PENTAGON SPOKESPERSON REAR ADM. JOHN KIRBY: "We have a job. We have a job to be prepared and to plan for all options." (Via CNN)
All options, except now the Pentagon says the drones are mainly meant to protect U.S. advisers that are working inside the city. The drones' main mission is to gather information about where the enemy is located. (Via YouTube / AIRBOYD)
According to The New York Times, both manned and unmanned drones are already performing 40 surveillance flights each day.
This is happening just as some of the country's political leaders are trying to decide who should be the country's next prime minister before the parliament opens next week.
Observers are skeptical that Iraq's current Prime Minister Nouri al-Maliki is capable of saving the country from ISIS militants in the north. (Via RT)
So that begs the question — could those armed drones help in the Iraqi government's fight against ISIS? It's a question CNN posed to the Pentagon's press secretary — who gave a not-so-definite response.
KIRBY: "Well, that's not the goal right now." (Via CNN)
"Not the goal right now." Not really a yes or no, but so far the Pentagon is only describing the armed drones' mission as "force protection."

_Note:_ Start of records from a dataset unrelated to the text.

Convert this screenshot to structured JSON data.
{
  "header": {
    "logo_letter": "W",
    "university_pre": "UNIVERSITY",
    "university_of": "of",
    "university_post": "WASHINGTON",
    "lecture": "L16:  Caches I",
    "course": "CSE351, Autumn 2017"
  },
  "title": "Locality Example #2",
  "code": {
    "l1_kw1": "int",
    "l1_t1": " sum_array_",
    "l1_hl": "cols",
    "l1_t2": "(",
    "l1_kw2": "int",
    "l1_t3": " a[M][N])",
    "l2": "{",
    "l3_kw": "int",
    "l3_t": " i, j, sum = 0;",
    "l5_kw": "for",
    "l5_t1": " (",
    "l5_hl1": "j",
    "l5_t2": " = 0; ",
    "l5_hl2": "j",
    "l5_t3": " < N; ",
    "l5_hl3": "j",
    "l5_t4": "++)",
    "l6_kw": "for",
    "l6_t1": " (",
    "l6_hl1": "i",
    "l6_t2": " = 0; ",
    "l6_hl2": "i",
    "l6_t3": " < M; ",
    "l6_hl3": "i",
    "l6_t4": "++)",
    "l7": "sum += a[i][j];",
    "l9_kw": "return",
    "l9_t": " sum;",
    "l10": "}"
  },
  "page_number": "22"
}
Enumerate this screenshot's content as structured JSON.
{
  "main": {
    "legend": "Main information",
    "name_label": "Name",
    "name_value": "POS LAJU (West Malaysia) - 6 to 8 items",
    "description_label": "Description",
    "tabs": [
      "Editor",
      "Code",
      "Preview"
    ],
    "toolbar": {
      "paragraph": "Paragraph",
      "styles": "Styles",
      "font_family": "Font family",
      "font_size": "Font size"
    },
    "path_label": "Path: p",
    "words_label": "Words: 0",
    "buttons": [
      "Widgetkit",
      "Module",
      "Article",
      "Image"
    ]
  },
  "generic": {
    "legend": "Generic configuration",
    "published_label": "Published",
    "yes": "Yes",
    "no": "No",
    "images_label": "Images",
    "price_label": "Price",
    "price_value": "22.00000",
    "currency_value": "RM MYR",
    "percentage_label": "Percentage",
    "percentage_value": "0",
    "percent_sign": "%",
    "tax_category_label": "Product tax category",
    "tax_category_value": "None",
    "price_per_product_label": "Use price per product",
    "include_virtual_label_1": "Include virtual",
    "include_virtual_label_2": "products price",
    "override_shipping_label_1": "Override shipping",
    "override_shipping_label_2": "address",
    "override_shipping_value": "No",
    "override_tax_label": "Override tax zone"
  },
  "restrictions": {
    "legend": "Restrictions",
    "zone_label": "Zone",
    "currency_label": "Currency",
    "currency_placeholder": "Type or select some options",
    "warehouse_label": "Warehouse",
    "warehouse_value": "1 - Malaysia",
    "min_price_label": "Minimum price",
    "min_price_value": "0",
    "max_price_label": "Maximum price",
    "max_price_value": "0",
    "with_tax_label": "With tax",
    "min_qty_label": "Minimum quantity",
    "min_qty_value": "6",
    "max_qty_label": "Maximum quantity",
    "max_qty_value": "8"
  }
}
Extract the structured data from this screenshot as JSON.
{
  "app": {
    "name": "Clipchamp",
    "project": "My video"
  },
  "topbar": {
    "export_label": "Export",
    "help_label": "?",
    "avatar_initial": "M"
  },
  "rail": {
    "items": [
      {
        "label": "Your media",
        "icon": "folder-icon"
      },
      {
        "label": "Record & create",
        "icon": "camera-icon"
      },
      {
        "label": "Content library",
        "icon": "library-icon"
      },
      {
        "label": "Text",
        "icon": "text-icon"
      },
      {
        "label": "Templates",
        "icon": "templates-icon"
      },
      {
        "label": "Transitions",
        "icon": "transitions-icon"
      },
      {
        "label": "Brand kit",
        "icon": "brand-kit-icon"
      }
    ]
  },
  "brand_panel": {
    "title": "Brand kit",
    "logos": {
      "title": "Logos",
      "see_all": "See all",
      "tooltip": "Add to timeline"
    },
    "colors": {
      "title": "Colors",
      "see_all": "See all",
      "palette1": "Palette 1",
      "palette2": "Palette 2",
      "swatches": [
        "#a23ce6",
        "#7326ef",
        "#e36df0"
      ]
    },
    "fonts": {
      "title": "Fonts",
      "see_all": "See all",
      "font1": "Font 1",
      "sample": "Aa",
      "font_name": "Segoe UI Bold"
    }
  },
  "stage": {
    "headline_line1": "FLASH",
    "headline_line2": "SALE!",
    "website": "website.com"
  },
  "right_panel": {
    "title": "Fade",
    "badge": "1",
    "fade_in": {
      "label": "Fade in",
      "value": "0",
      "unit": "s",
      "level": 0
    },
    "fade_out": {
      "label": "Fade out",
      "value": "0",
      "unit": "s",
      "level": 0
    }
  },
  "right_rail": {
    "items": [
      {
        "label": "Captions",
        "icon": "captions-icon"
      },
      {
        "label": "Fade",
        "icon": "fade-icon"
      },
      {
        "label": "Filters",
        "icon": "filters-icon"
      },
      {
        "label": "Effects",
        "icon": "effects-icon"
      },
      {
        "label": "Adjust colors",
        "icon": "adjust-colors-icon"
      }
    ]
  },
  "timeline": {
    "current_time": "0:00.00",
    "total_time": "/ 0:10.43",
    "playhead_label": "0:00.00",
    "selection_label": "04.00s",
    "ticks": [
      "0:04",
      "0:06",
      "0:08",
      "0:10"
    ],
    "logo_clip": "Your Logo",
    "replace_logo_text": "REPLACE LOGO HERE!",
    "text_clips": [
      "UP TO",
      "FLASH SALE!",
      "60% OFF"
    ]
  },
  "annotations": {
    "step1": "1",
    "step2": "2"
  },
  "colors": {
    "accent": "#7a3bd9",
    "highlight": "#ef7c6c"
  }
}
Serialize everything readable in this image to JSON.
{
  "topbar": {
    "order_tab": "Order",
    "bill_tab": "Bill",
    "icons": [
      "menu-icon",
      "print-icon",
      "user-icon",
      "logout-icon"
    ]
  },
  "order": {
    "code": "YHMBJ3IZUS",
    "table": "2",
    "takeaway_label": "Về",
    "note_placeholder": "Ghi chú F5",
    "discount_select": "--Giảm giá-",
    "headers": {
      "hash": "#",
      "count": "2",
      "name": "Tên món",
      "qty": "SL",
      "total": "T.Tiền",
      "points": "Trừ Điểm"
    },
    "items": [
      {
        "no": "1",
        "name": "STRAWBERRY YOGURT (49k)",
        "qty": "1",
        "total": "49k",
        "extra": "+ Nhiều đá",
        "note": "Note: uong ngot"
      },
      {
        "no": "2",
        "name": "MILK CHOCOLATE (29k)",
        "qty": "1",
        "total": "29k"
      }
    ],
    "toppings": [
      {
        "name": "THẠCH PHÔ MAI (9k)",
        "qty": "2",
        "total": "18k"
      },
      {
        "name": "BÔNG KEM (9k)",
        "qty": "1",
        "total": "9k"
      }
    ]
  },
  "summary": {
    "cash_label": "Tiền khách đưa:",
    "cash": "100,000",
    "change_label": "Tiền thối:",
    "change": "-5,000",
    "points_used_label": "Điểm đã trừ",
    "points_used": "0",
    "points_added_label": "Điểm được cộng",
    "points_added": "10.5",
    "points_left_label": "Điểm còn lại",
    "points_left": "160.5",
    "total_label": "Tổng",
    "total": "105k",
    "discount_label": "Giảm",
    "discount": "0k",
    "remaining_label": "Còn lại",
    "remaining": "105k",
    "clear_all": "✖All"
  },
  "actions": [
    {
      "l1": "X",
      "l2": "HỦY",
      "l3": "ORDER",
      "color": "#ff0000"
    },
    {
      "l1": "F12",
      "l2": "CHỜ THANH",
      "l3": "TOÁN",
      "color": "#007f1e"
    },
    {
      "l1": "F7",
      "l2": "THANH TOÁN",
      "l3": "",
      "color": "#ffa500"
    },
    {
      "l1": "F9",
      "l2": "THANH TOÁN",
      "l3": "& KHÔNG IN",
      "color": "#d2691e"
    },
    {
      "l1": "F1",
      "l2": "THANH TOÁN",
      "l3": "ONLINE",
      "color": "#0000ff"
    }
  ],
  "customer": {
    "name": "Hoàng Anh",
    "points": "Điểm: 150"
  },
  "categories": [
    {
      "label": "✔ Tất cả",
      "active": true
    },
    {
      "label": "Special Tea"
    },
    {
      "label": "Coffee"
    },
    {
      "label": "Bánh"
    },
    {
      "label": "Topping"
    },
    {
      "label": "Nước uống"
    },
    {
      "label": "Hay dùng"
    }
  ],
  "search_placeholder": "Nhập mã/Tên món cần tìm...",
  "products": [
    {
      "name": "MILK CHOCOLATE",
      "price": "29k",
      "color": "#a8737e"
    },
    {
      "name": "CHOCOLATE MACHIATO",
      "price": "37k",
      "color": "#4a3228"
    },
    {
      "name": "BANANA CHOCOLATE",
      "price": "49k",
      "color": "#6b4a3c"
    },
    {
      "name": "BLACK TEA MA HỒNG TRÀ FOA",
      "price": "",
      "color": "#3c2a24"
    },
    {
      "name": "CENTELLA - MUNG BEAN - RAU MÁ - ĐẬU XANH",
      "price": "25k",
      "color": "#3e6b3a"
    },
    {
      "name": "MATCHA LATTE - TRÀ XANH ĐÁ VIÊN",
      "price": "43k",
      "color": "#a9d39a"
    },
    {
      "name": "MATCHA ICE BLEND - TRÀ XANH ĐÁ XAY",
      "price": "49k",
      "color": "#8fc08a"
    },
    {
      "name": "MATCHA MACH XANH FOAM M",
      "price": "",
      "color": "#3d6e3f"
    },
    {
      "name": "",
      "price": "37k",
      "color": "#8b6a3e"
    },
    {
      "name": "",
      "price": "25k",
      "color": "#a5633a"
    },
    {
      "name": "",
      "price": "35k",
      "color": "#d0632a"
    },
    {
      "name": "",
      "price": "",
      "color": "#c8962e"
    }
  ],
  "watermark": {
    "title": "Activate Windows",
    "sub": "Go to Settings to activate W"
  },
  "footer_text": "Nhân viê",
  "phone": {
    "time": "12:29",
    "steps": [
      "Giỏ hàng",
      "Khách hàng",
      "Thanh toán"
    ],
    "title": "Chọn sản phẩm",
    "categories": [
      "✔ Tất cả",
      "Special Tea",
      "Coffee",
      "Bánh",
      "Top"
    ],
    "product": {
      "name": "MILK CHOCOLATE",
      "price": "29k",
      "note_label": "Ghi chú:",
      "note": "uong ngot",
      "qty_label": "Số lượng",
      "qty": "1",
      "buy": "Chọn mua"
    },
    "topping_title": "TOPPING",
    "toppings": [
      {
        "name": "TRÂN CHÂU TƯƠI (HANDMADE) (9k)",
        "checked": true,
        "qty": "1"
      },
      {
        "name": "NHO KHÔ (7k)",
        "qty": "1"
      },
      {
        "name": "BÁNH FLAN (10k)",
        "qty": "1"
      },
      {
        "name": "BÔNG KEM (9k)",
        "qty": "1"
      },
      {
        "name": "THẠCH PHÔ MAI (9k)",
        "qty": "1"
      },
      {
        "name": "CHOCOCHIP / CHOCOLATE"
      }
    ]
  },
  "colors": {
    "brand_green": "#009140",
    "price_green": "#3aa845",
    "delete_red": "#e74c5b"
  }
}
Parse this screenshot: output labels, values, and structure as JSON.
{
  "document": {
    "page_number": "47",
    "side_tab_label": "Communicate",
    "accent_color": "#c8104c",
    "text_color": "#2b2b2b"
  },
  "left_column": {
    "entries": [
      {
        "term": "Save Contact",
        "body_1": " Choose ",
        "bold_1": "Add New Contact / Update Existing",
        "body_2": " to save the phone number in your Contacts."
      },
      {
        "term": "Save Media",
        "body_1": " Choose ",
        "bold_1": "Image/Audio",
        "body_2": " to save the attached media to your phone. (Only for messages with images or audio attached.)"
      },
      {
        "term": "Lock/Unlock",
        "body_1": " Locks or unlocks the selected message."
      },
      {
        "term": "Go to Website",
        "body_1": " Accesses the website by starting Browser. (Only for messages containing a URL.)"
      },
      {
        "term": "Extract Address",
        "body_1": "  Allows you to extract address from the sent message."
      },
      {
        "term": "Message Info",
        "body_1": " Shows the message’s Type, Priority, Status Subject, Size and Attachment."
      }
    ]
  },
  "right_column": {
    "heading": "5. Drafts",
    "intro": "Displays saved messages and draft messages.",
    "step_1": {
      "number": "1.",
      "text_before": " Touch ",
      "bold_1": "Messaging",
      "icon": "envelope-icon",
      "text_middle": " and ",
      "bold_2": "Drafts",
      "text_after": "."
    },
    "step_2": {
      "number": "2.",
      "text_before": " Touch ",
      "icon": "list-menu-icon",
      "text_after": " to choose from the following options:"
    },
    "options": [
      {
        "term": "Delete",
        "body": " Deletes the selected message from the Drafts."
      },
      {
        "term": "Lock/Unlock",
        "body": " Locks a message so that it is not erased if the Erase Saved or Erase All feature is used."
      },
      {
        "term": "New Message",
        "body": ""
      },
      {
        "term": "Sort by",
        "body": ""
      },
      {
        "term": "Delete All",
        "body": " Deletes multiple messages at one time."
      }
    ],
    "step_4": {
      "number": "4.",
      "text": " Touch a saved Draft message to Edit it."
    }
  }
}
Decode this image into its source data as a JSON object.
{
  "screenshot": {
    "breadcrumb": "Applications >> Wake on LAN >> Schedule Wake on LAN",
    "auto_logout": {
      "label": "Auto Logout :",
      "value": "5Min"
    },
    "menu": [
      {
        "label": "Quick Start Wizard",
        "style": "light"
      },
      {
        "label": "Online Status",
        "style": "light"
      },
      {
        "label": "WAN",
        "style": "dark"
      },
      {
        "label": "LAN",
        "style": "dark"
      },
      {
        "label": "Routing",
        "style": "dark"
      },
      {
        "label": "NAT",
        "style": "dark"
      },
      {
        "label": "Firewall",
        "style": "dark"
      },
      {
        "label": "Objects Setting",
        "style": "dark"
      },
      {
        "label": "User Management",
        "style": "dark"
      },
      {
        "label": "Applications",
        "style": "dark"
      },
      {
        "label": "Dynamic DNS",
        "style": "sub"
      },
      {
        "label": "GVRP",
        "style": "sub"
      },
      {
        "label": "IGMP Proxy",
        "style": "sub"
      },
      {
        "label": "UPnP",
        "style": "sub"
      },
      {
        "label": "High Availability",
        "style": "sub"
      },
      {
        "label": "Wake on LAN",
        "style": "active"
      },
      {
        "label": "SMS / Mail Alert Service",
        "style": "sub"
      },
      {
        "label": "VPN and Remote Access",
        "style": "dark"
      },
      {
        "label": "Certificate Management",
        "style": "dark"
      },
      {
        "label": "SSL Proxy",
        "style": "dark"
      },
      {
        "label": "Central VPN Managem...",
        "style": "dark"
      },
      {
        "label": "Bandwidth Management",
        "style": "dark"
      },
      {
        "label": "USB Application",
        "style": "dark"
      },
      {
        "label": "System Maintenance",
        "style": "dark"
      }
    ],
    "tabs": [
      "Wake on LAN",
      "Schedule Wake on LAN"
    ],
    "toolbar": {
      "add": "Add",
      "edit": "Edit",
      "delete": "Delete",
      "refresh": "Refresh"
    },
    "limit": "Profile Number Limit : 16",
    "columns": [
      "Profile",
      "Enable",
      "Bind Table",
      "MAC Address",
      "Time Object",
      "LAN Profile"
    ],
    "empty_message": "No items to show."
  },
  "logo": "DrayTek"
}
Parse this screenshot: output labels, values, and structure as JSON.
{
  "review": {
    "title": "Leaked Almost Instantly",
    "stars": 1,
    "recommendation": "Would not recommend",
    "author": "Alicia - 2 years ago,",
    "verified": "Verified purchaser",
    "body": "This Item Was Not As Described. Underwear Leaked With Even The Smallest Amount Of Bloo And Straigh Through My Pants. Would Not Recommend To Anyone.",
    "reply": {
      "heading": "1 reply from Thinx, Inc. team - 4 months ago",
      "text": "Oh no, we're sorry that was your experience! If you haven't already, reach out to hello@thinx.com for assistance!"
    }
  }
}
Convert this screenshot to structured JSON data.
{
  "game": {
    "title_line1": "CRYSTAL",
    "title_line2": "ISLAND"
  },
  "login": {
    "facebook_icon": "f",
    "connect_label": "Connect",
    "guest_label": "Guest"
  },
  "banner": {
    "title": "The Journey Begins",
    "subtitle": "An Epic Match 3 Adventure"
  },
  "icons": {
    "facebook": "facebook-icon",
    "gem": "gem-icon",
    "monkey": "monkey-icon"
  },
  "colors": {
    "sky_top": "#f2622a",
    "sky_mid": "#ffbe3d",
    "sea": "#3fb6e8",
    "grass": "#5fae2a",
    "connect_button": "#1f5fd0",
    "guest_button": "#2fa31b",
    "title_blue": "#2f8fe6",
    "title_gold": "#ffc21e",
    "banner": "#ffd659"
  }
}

Any airstrikes that are not defensive will require President Obama's approval.